__Assigned task__: Output the full listing exactly as written, with no pictures in it.

__Records for the exercise__:
══════

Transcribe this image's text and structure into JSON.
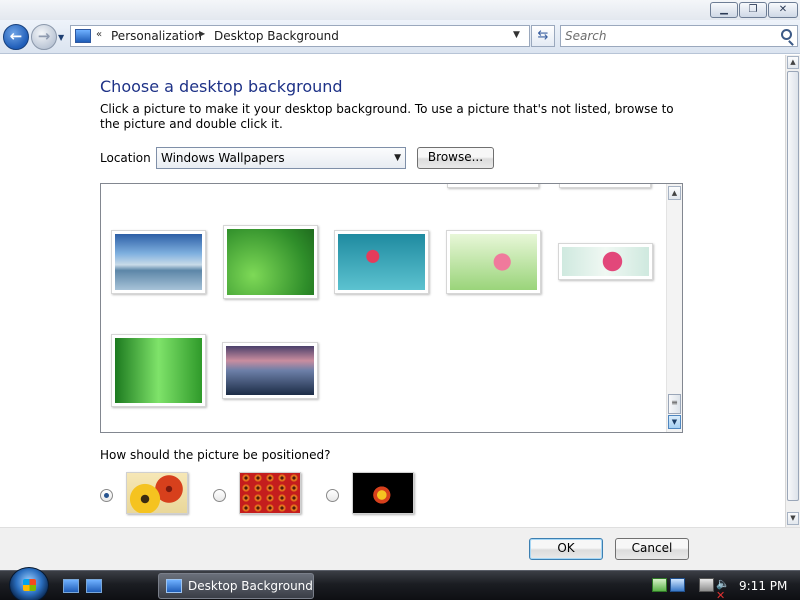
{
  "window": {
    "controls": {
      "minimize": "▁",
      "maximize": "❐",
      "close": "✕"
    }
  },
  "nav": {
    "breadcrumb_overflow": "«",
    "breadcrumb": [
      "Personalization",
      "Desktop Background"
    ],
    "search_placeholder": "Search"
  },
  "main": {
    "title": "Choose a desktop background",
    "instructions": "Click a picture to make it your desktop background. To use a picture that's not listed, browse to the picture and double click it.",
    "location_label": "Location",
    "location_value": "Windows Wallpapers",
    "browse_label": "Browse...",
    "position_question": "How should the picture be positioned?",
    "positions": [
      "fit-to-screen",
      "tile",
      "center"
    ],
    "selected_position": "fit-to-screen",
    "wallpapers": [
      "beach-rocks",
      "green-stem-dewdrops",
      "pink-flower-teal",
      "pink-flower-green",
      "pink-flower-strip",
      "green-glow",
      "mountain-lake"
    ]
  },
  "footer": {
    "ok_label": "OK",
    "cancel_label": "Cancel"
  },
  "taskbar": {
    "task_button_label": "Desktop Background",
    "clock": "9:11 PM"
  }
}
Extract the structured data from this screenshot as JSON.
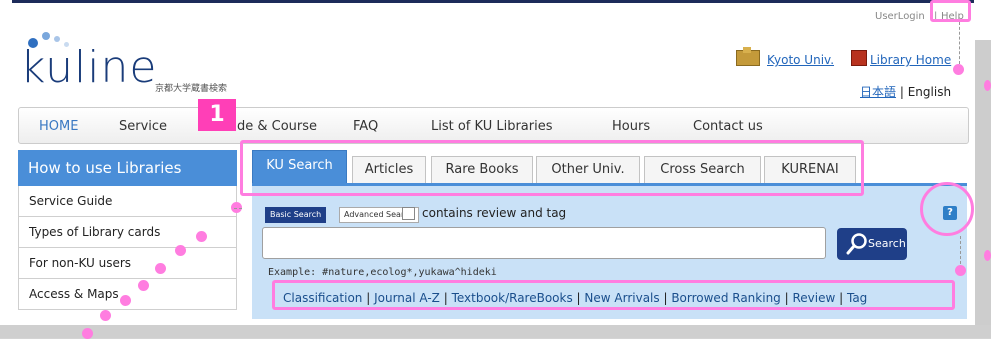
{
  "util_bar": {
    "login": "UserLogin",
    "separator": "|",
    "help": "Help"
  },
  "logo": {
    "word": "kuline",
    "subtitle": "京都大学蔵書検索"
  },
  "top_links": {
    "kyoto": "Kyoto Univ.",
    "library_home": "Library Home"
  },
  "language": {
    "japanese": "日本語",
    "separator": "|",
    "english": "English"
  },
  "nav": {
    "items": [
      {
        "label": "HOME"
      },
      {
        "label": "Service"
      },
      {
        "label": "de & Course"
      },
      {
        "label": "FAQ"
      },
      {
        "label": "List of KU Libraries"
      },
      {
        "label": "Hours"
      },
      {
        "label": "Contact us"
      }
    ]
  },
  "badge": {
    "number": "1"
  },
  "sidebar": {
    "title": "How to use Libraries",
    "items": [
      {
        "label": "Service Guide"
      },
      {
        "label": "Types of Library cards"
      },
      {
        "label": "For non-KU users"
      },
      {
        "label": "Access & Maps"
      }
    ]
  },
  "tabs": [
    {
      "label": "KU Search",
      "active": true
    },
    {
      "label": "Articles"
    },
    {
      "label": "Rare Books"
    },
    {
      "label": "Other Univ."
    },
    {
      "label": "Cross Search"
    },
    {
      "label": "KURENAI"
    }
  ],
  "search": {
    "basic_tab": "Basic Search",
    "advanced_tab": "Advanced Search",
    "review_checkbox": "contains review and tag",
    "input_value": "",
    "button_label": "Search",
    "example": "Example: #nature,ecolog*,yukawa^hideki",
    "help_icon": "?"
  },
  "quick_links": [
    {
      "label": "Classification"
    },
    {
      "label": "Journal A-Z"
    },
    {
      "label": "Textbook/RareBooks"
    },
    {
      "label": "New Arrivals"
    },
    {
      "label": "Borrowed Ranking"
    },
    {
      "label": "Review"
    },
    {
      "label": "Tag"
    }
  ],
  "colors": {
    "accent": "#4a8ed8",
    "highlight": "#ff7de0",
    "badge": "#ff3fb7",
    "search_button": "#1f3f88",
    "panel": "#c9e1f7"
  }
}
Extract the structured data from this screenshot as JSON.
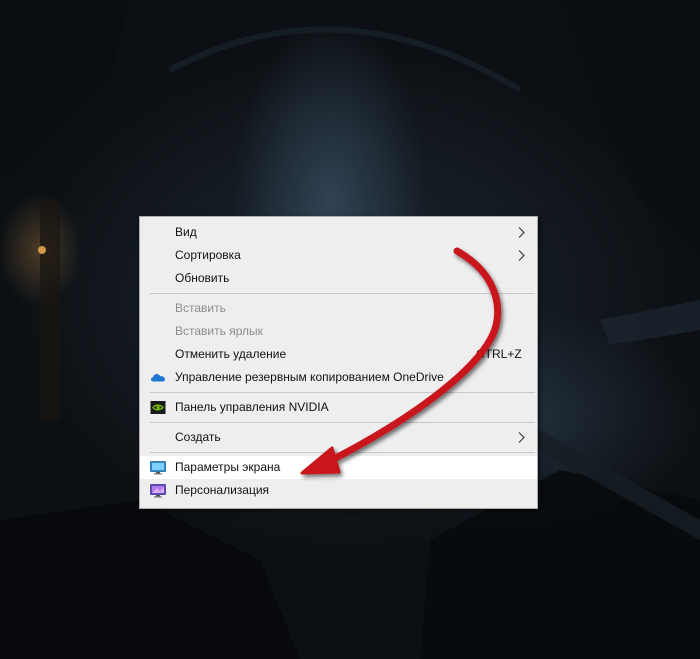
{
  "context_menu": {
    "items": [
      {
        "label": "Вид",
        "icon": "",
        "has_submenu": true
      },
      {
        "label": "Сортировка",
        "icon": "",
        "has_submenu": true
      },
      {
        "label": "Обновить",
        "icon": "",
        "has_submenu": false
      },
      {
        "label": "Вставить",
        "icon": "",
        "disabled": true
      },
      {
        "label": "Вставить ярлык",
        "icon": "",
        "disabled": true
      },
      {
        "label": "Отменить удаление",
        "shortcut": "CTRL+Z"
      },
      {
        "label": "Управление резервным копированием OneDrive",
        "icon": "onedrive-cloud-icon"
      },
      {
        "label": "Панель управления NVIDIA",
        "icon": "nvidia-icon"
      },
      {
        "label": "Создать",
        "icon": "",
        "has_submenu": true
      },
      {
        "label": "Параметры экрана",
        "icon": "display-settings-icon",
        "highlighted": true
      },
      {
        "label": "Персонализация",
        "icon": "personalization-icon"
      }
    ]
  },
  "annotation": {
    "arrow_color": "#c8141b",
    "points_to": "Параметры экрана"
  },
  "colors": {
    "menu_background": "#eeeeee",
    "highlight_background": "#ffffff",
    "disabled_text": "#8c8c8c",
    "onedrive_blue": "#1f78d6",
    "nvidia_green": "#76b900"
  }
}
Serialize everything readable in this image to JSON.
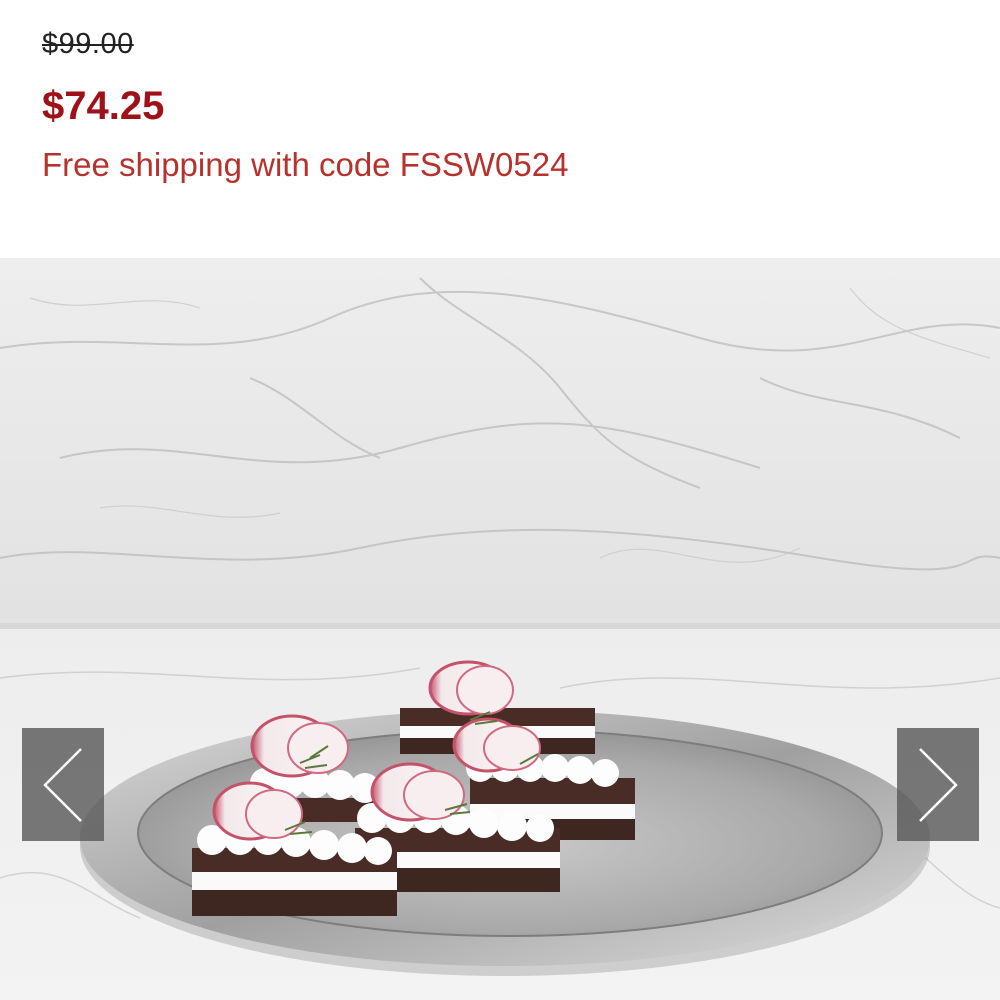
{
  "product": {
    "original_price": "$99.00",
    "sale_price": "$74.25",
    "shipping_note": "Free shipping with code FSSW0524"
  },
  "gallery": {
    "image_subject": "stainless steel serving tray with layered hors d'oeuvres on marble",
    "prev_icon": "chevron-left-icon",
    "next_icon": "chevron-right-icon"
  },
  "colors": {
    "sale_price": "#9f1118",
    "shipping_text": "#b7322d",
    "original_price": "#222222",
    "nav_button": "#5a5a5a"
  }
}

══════

__Answer section__:
Transcribe this image's text and structure into JSON.
{
  "window": {
    "controls": {
      "minimize": "▁",
      "maximize": "❐",
      "close": "✕"
    }
  },
  "nav": {
    "breadcrumb_overflow": "«",
    "breadcrumb": [
      "Personalization",
      "Desktop Background"
    ],
    "search_placeholder": "Search"
  },
  "main": {
    "title": "Choose a desktop background",
    "instructions": "Click a picture to make it your desktop background. To use a picture that's not listed, browse to the picture and double click it.",
    "location_label": "Location",
    "location_value": "Windows Wallpapers",
    "browse_label": "Browse...",
    "position_question": "How should the picture be positioned?",
    "positions": [
      "fit-to-screen",
      "tile",
      "center"
    ],
    "selected_position": "fit-to-screen",
    "wallpapers": [
      "beach-rocks",
      "green-stem-dewdrops",
      "pink-flower-teal",
      "pink-flower-green",
      "pink-flower-strip",
      "green-glow",
      "mountain-lake"
    ]
  },
  "footer": {
    "ok_label": "OK",
    "cancel_label": "Cancel"
  },
  "taskbar": {
    "task_button_label": "Desktop Background",
    "clock": "9:11 PM"
  }
}
Extract the structured data from this screenshot as JSON.
{
  "util_bar": {
    "login": "UserLogin",
    "separator": "|",
    "help": "Help"
  },
  "logo": {
    "word": "kuline",
    "subtitle": "京都大学蔵書検索"
  },
  "top_links": {
    "kyoto": "Kyoto Univ.",
    "library_home": "Library Home"
  },
  "language": {
    "japanese": "日本語",
    "separator": "|",
    "english": "English"
  },
  "nav": {
    "items": [
      {
        "label": "HOME"
      },
      {
        "label": "Service"
      },
      {
        "label": "de & Course"
      },
      {
        "label": "FAQ"
      },
      {
        "label": "List of KU Libraries"
      },
      {
        "label": "Hours"
      },
      {
        "label": "Contact us"
      }
    ]
  },
  "badge": {
    "number": "1"
  },
  "sidebar": {
    "title": "How to use Libraries",
    "items": [
      {
        "label": "Service Guide"
      },
      {
        "label": "Types of Library cards"
      },
      {
        "label": "For non-KU users"
      },
      {
        "label": "Access & Maps"
      }
    ]
  },
  "tabs": [
    {
      "label": "KU Search",
      "active": true
    },
    {
      "label": "Articles"
    },
    {
      "label": "Rare Books"
    },
    {
      "label": "Other Univ."
    },
    {
      "label": "Cross Search"
    },
    {
      "label": "KURENAI"
    }
  ],
  "search": {
    "basic_tab": "Basic Search",
    "advanced_tab": "Advanced Search",
    "review_checkbox": "contains review and tag",
    "input_value": "",
    "button_label": "Search",
    "example": "Example: #nature,ecolog*,yukawa^hideki",
    "help_icon": "?"
  },
  "quick_links": [
    {
      "label": "Classification"
    },
    {
      "label": "Journal A-Z"
    },
    {
      "label": "Textbook/RareBooks"
    },
    {
      "label": "New Arrivals"
    },
    {
      "label": "Borrowed Ranking"
    },
    {
      "label": "Review"
    },
    {
      "label": "Tag"
    }
  ],
  "colors": {
    "accent": "#4a8ed8",
    "highlight": "#ff7de0",
    "badge": "#ff3fb7",
    "search_button": "#1f3f88",
    "panel": "#c9e1f7"
  }
}
Extract the structured data from this screenshot as JSON.
{
  "context_menu": {
    "items": [
      {
        "label": "Вид",
        "icon": "",
        "has_submenu": true
      },
      {
        "label": "Сортировка",
        "icon": "",
        "has_submenu": true
      },
      {
        "label": "Обновить",
        "icon": "",
        "has_submenu": false
      },
      {
        "label": "Вставить",
        "icon": "",
        "disabled": true
      },
      {
        "label": "Вставить ярлык",
        "icon": "",
        "disabled": true
      },
      {
        "label": "Отменить удаление",
        "shortcut": "CTRL+Z"
      },
      {
        "label": "Управление резервным копированием OneDrive",
        "icon": "onedrive-cloud-icon"
      },
      {
        "label": "Панель управления NVIDIA",
        "icon": "nvidia-icon"
      },
      {
        "label": "Создать",
        "icon": "",
        "has_submenu": true
      },
      {
        "label": "Параметры экрана",
        "icon": "display-settings-icon",
        "highlighted": true
      },
      {
        "label": "Персонализация",
        "icon": "personalization-icon"
      }
    ]
  },
  "annotation": {
    "arrow_color": "#c8141b",
    "points_to": "Параметры экрана"
  },
  "colors": {
    "menu_background": "#eeeeee",
    "highlight_background": "#ffffff",
    "disabled_text": "#8c8c8c",
    "onedrive_blue": "#1f78d6",
    "nvidia_green": "#76b900"
  }
}
Serialize everything readable in this image to JSON.
{
  "product": {
    "original_price": "$99.00",
    "sale_price": "$74.25",
    "shipping_note": "Free shipping with code FSSW0524"
  },
  "gallery": {
    "image_subject": "stainless steel serving tray with layered hors d'oeuvres on marble",
    "prev_icon": "chevron-left-icon",
    "next_icon": "chevron-right-icon"
  },
  "colors": {
    "sale_price": "#9f1118",
    "shipping_text": "#b7322d",
    "original_price": "#222222",
    "nav_button": "#5a5a5a"
  }
}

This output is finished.